Harrison Lee and Jones are paired well as Ti Moune’s parents. Lee is a kind, gentle presence while Jones is what can only be described as a maternal powerhouse. Hers was one of the standout performances of the evening with an incredibly expressive face and a singing voice to match. Thanks to Jones, there was not a dry eye in the house during the song, “Ti Moune” as everyone was transported back to some time in their life when they had to say a difficult goodbye to a family member.
The four gods interact so naturally with each other that one cannot help but assume that they are very good friends offstage as well. Blake is the warm and comforting “fairy godmother” we all wish we had as well as the possessor of a powerful singing voice we all wish we had. Malcolm Lee’s versatility is evident as he masterfully embodies the fierce and mighty Ague as well as an amusing Armand and a lighthearted storyteller.
As Erzulie, Epps is a sparkling presence with the voice of an actual goddess. Williams, cleverly accessorized with a top hat and sunglasses, is intriguingly menacing and does a great job staying true to a character that could so easily slip into unfortunate parody.
The object of Ti Moune’s desire, Daniel, is played with endearing earnestness by Anthony, who convincingly conveys a wide range of emotions from curiosity to lust to passion with just his striking dark eyes.
Tiara Whaley’s Ti Moune is astounding. Whaley has the large innocent eyes and gorgeous melodic voice of a Disney princess. Every fiber of her being seems to pulse with hope, longing, passion, determination, and strength. Although you can probably see what is coming, your heart breaks along with hers as if you too are experiencing her devastating sorrow.
As both the music director and the pianist, Walter “Bobby” McCoy more than does justice to this reggae-influenced score.

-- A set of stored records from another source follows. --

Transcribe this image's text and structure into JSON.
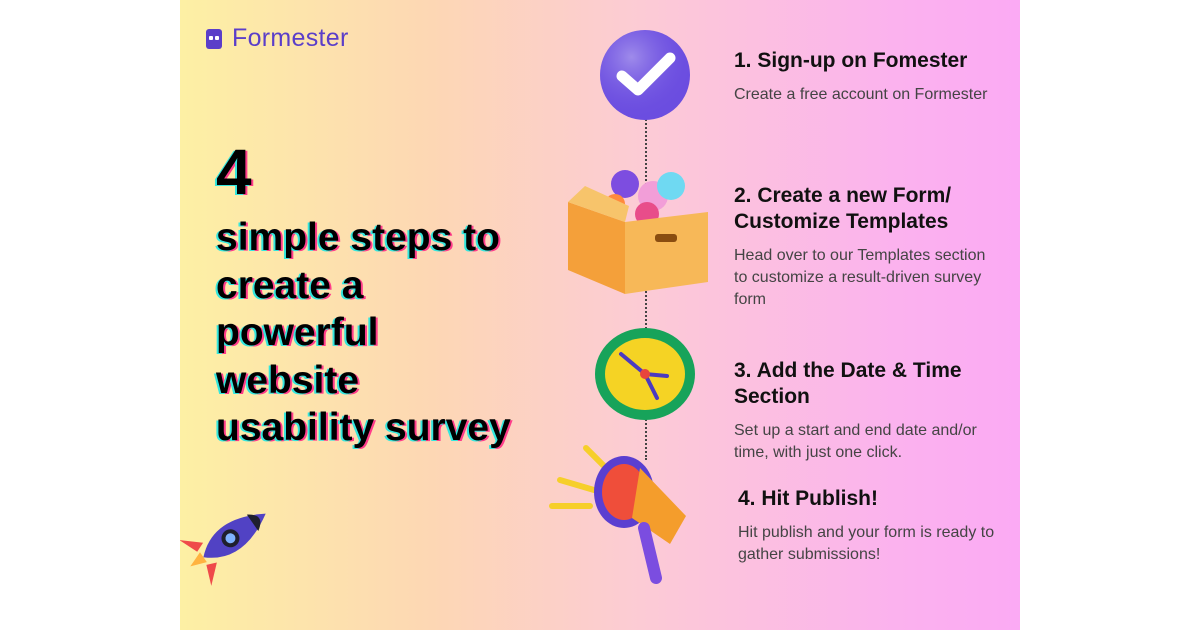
{
  "brand": {
    "name": "Formester",
    "icon": "formester-logo-icon"
  },
  "headline": {
    "number": "4",
    "text": "simple steps to create a powerful website usability survey"
  },
  "steps": [
    {
      "title": "1. Sign-up on Fomester",
      "description": "Create a free account on Formester",
      "icon": "checkmark-icon"
    },
    {
      "title": "2. Create a new Form/ Customize Templates",
      "description": "Head over to our Templates section to customize a result-driven survey form",
      "icon": "box-icon"
    },
    {
      "title": "3. Add the Date & Time Section",
      "description": "Set up a start and end date and/or time, with just one click.",
      "icon": "clock-icon"
    },
    {
      "title": "4. Hit Publish!",
      "description": "Hit publish and your form is ready to gather submissions!",
      "icon": "megaphone-icon"
    }
  ],
  "colors": {
    "brand": "#5b3ec9",
    "gradient_left": "#fdf0a4",
    "gradient_right": "#fbaaf4",
    "shadow_cyan": "#34e6dd",
    "shadow_pink": "#ff3c8a"
  }
}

He leads an impressive group of musicians (David Burrelli on bass, Jim Hofmann on percussion, and Mila Weiss on reeds) that will leave you wondering how such a small orchestra can create such a full sound. The vocal/orchestra balance (so often a challenge in many shows) was perfect, enabling the audience to fully experience the fantastic vocal blend of the cast.
Kara-Tameika Watkins’ choreography adds the visual dimension to the music, with African and Calypso influenced movements that the cast performs with joyous passionate abandon. During the large ensemble numbers one is tempted to get up and join in!

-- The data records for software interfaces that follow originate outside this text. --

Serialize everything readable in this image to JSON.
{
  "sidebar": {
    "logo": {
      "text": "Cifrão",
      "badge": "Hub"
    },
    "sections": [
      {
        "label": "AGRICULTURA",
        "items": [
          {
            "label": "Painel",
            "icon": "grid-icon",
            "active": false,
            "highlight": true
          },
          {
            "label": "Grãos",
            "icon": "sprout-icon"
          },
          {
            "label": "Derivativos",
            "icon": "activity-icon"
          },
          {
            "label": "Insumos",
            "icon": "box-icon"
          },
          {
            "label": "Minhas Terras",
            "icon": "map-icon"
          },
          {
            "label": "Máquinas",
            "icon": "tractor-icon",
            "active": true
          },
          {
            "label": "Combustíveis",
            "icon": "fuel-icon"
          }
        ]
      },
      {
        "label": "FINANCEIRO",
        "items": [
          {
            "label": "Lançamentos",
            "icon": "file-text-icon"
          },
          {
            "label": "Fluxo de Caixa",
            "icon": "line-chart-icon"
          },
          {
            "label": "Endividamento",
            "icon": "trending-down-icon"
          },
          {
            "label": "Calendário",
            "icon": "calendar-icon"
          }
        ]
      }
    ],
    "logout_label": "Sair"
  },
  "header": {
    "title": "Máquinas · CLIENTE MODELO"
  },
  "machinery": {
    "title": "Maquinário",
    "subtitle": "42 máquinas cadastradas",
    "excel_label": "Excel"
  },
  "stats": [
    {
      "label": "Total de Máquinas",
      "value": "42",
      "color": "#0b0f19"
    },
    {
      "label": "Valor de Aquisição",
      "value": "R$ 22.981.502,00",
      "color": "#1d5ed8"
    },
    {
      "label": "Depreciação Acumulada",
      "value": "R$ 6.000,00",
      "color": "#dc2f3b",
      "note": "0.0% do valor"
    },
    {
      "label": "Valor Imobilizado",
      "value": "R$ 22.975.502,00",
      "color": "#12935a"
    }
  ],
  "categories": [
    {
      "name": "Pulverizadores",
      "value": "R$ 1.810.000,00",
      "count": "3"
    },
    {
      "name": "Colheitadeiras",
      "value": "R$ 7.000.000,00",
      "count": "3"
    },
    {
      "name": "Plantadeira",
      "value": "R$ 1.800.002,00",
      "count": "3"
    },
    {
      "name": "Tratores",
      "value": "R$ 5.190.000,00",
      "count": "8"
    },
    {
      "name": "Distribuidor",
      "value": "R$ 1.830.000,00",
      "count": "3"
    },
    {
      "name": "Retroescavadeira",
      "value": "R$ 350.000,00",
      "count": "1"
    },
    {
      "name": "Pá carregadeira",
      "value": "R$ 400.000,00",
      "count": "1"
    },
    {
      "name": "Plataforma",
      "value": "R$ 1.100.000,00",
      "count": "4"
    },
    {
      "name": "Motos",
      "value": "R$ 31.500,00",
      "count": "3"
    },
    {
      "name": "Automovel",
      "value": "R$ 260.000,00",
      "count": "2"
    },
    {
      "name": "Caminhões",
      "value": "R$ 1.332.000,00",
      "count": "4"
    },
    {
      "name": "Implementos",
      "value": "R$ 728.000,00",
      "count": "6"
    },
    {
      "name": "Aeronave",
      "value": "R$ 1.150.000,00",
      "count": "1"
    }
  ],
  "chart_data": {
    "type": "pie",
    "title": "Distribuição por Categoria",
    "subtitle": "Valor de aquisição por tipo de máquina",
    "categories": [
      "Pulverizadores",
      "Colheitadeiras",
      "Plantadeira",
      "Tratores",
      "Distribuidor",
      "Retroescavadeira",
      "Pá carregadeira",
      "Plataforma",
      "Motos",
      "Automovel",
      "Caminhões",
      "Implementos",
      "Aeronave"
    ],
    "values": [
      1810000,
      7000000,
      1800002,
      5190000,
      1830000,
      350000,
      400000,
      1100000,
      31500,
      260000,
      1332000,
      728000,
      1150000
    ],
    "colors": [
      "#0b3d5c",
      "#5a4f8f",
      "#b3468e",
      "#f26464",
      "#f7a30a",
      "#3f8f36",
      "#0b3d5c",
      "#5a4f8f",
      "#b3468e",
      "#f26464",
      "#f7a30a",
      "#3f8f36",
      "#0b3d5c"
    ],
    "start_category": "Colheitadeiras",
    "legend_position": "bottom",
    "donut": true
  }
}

Thanks to Scenic Designer Margie Jervis and Scenic Artists Bill Able, the cast has ample room to dance despite the small size of the space itself. The set is simple and uncluttered, containing merely a ramp, a basket, a floor painted to resemble a beach, and creative use of the theater’s built-in structural support columns. A plain white backdrop nicely enhances Lovins’ creative uses of colorful lights and darkness. Jervis also serves as the costume designer for the production, assisted by Eileen Levy. She adorns the cast in lively yellows, corals, blues, greens, and whites to great effect, leaving them barefoot to complete the tropical vibe of their ensemble.
Director Matt Conner and Stage Manager Christopher Riherd have done a beautiful job creating a show that is polished, yet genuine. I urge you to go see Creative Cauldron’s Once on This Island or risk missing one of the best local productions of the spring!
Running Time: 90 minutes, with no intermission.
Once on This Island plays through May 31, 2015 at Creative Cauldron – 410 South Maple Ave, in Falls Church, VA in the Pearson Building Square Building at the intersection of Maple Avenue and Lee Highway (Washington Boulevard). For tickets, purchase them online.
Meet the Cast of ‘Once on This Island’ at Creative Cauldron: Part 1: Malcolm Lee.
Meet the Cast of ‘Once on This Island’ at Creative Cauldron: Part 2: Ian Anthony Coleman.
Meet the Cast of ‘Once on This Island’ at Creative Cauldron: Part 3: Carl Williams.